VBS Mutual Bank in Thohoyandou, Limpopo. Picture: ANTONIO MUCHAVE/SOWETAN
VBS Mutual Bank in Thohoyandou, Limpopo. Picture: ANTONIO MUCHAVE/SOWETAN

The two VBS executives who opposed having their estates liquidated by the curator of the bank lack credibility and are liars and thieves, judge Moroa Tsoka has found.

"It appears their actions were motivated by nothing else but greed.
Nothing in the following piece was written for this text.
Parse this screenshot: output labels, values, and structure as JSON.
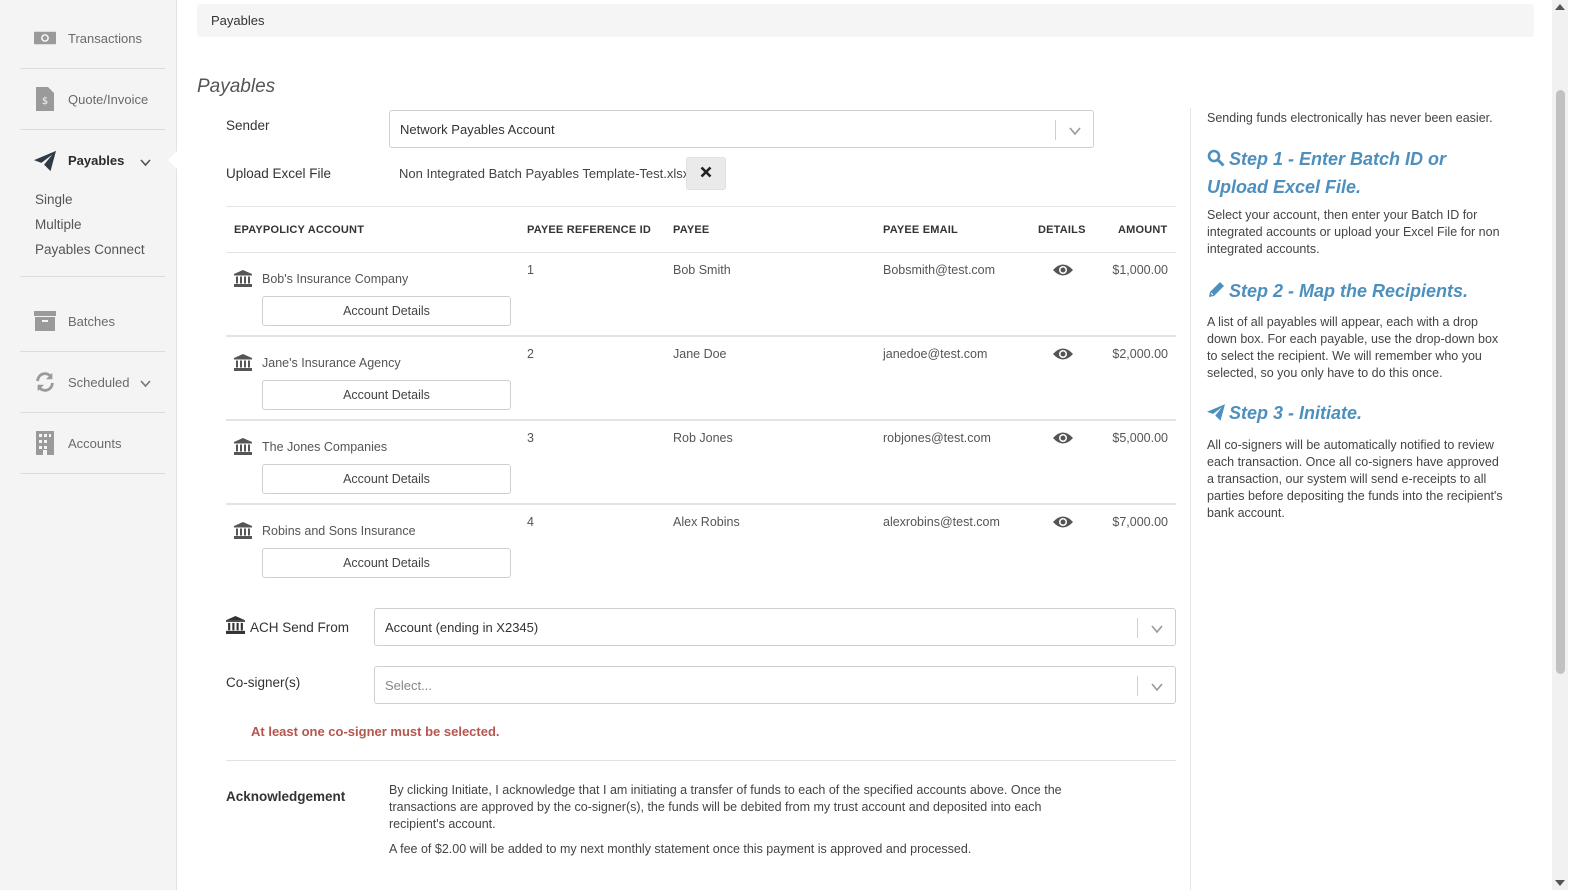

In their opinion, enough was never enough," concluded Tsoka, who presided over the application brought by VBS Bank curator Anoosh Rooplal to have the estates of the bank’s CEO, Andile Ramavhunga, and one-time COO Robert Madzonga, sequestrated.

While the ruling was handed down in early August, the judgment was only made available to Business Day on Tuesday.

Rooplal wanted the estates of five senior executives of the bank and its largest shareholder, Vele Investments, liquidated to cover the gaping losses from the alleged fraud, which he estimates exceeds R1.5bn.

The fraud that induced the crisis that led to the bank being placed in curatorship caused untold suffering to some of SA’s poorest and most vulnerable citizens who had deposited their savings with VBS.

People, including the elderly, queued outside the bank’s branches from as early as 4am to try to access their money.

This prompted the Reserve Bank to seek a guarantee from the National Treasury, which covered 97% of all retail deposit clients of the bank, effectively insulating them from losses.

Three executives failed to oppose the request and were provisionally sequestrated by the judge.

Ramavhunga and Madzonga opposed the application.

But Tsoka took a withering view of the reasons proffered by the two men for suspicious payments they had received from VBS, and which the curator had asserted were fraudulent and tantamount to theft.

Ramavhunga, who received R15m in one particular transaction with VBS, claimed it was an introductory and success fee for a transaction that saw Vele acquire Mvunonala Holdings.

"The attempted explanation by Ramavhunga of the origins of this amount [R15m] is not only beyond reasonable doubt false, but is a lie," wrote Tsoka.

On Madzonga’s reasons, which included that he received R4.5m as a "signing-on bonus", the judge wrote: "The objective evidence reveals that Madzonga’s explanation is a lie."

Tsoka granted the application to have the estates of the two men sequestrated. Also liquidated were the estates of VBS chair Tshifhiwa Matodzi, former CFO Phillip Truter and treasurer Phophi Mukhodobwane, as well as Vele Investments.